Orla Collins, an HMS eighth-grader who is in her second year of the creative writing program and is the president of the SGA, said, “I’m very glad that they decided to continue the program. Creative writing is a valuable asset to our school. It attracts focused students yearly, and we have a unique presence in the school.” She cited creating a writing portfolio and participating in the PGCPS Write-A-Book as important elements of the current major for her.
Ross noted that HMS produced four first-place, four second-place, and one third-place winners in PGCPS’s 40th annual Write-A-Book contest. Murray noted that the creative writing program held a Poetry Cafe night and created a literary magazine this school year.
And it seems that there has already been some crossover work between the creative writing program and performance-based arts. Murray described how theatre students performed skits that were written by creative writing students. Additionally, HMS student Alexa Figueroa won Best Middle School Documentary in this year’s PGCPS Film Festival for her documentary #savecreativewriting on the threat of losing the creative writing program at HMS.

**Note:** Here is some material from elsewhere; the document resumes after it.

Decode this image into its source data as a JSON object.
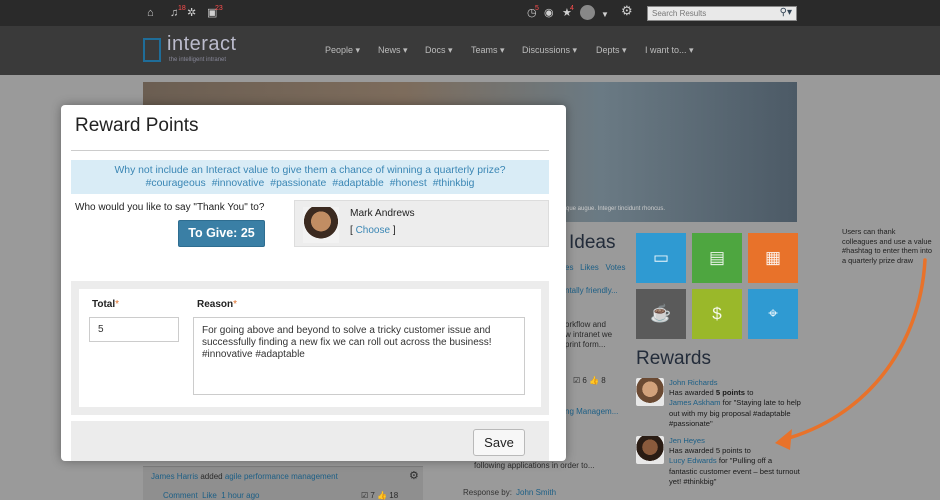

Collins said, “Through the campaign I have learned that if you make enough noise, people will listen. I think I’ve also learned that things won’t change unless we speak out against what we find unfair.”
Blocker agreed, saying that if parents, students, or the community sees something unfair or unjust, “the school system is not perfect … If you advocate and speak up, the school system will have to listen to you.” Blocker expressed his hope that if another course needs to be aligned with, or eliminated because of, MSDE standards, the school system would be transparent and proactive, contacting the school community first.
During the March 21 BOE meeting, BOE member, Raaheela Ahmed (District 5) said, “I wanted to thank the HMS community and Mr. [Juwan] Blocker for their efforts and diligence in fighting for this program.” She continued,“ I’m really proud of the grassroots activism that y’all took to preserve the program, and I don’t know if we would’ve got this result without it. So kudos to you Mr. Blocker and kudos to you the HMS community as well for their diligence in standing up for what they want.”